%%

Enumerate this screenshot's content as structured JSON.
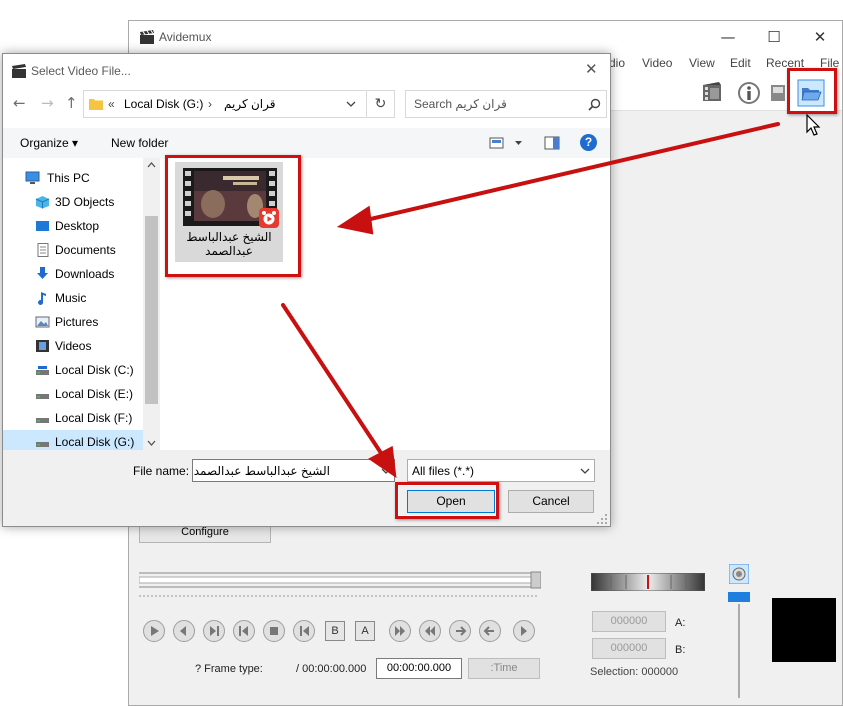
{
  "avidemux": {
    "title": "Avidemux",
    "controls": {
      "minimize": "—",
      "maximize": "☐",
      "close": "✕"
    },
    "menu": [
      "File",
      "Recent",
      "Edit",
      "View",
      "Video",
      "dio"
    ],
    "configure_label": "Configure",
    "frame_type_label": "? Frame type:",
    "total_time": "/ 00:00:00.000",
    "current_time": "00:00:00.000",
    "time_button": ":Time",
    "marker_a_value": "000000",
    "marker_a_label": "A:",
    "marker_b_value": "000000",
    "marker_b_label": "B:",
    "selection": "Selection: 000000",
    "segment_buttons": [
      "B",
      "A"
    ],
    "icons": [
      "clapper-icon",
      "open-folder-icon",
      "info-icon",
      "film-icon"
    ]
  },
  "dialog": {
    "title": "Select Video File...",
    "close": "✕",
    "back": "←",
    "forward": "→",
    "up": "↑",
    "breadcrumb": {
      "chevron": "«",
      "drive": "Local Disk (G:)",
      "separator": "›",
      "folder": "قران كريم"
    },
    "refresh": "↻",
    "search_placeholder": "Search قران كريم",
    "organize": "Organize ▾",
    "new_folder": "New folder",
    "help": "?",
    "nav_items": [
      {
        "label": "This PC",
        "icon": "pc"
      },
      {
        "label": "3D Objects",
        "icon": "cube"
      },
      {
        "label": "Desktop",
        "icon": "desktop"
      },
      {
        "label": "Documents",
        "icon": "doc"
      },
      {
        "label": "Downloads",
        "icon": "download"
      },
      {
        "label": "Music",
        "icon": "music"
      },
      {
        "label": "Pictures",
        "icon": "picture"
      },
      {
        "label": "Videos",
        "icon": "video"
      },
      {
        "label": "Local Disk (C:)",
        "icon": "drive"
      },
      {
        "label": "Local Disk (E:)",
        "icon": "drive"
      },
      {
        "label": "Local Disk (F:)",
        "icon": "drive"
      },
      {
        "label": "Local Disk (G:)",
        "icon": "drive",
        "selected": true
      }
    ],
    "file": {
      "name_line1": "الشيخ عبدالباسط",
      "name_line2": "عبدالصمد"
    },
    "file_name_label": "File name:",
    "file_name_value": "الشيخ عبدالباسط عبدالصمد",
    "file_type": "All files (*.*)",
    "open_label": "Open",
    "cancel_label": "Cancel"
  },
  "colors": {
    "highlight": "#d01010",
    "accent": "#0078d7",
    "selection": "#cce8ff"
  }
}
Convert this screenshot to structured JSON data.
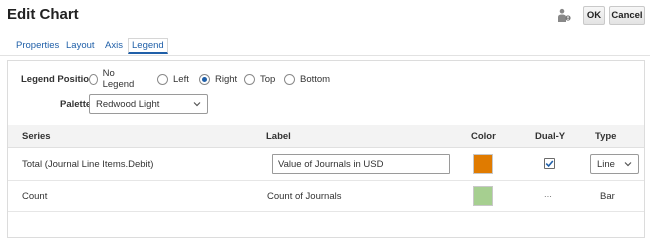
{
  "header": {
    "title": "Edit Chart",
    "ok_label": "OK",
    "cancel_label": "Cancel",
    "help_icon": "help-person-icon"
  },
  "tabs": [
    {
      "label": "Properties"
    },
    {
      "label": "Layout"
    },
    {
      "label": "Axis"
    },
    {
      "label": "Legend",
      "active": true
    }
  ],
  "legend_position": {
    "label": "Legend Position",
    "options": [
      "No Legend",
      "Left",
      "Right",
      "Top",
      "Bottom"
    ],
    "selected": "Right"
  },
  "palette": {
    "label": "Palette",
    "value": "Redwood Light"
  },
  "grid": {
    "headers": [
      "Series",
      "Label",
      "Color",
      "Dual-Y",
      "Type"
    ],
    "rows": [
      {
        "series": "Total (Journal Line Items.Debit)",
        "label": "Value of Journals in USD",
        "color": "#e07b00",
        "dual_y": true,
        "type": "Line"
      },
      {
        "series": "Count",
        "label": "Count of Journals",
        "color": "#a6cf90",
        "dual_y_display": "...",
        "type": "Bar"
      }
    ]
  },
  "colors": {
    "link": "#1f5fa8",
    "accent": "#1f5fa8"
  }
}
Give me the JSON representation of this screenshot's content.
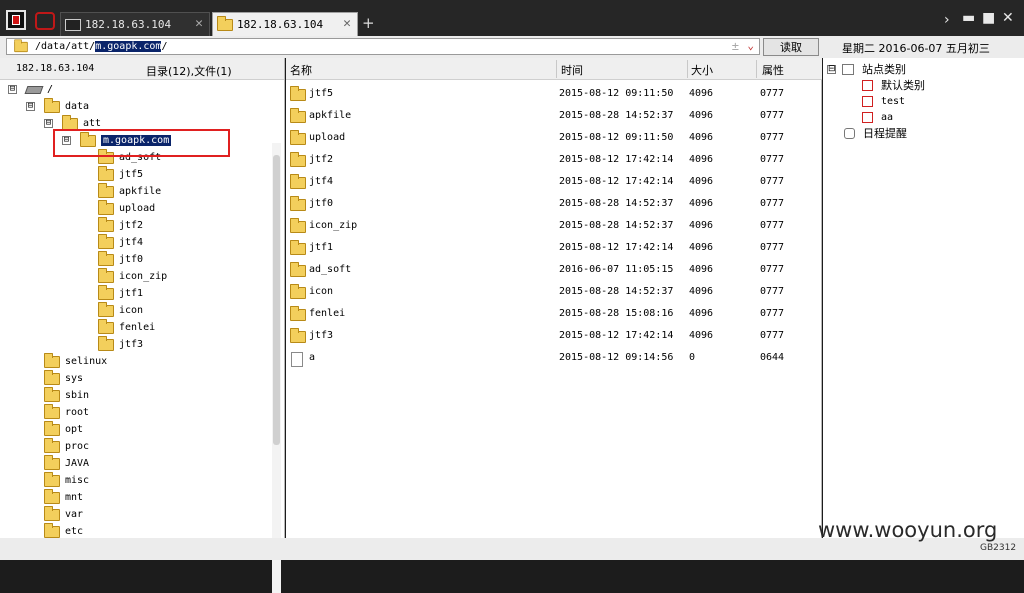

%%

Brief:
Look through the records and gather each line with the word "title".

Answer to this problem:
    "title": "Avidemux",
    "title": "Select Video File...",
    "title": "Edit Chart",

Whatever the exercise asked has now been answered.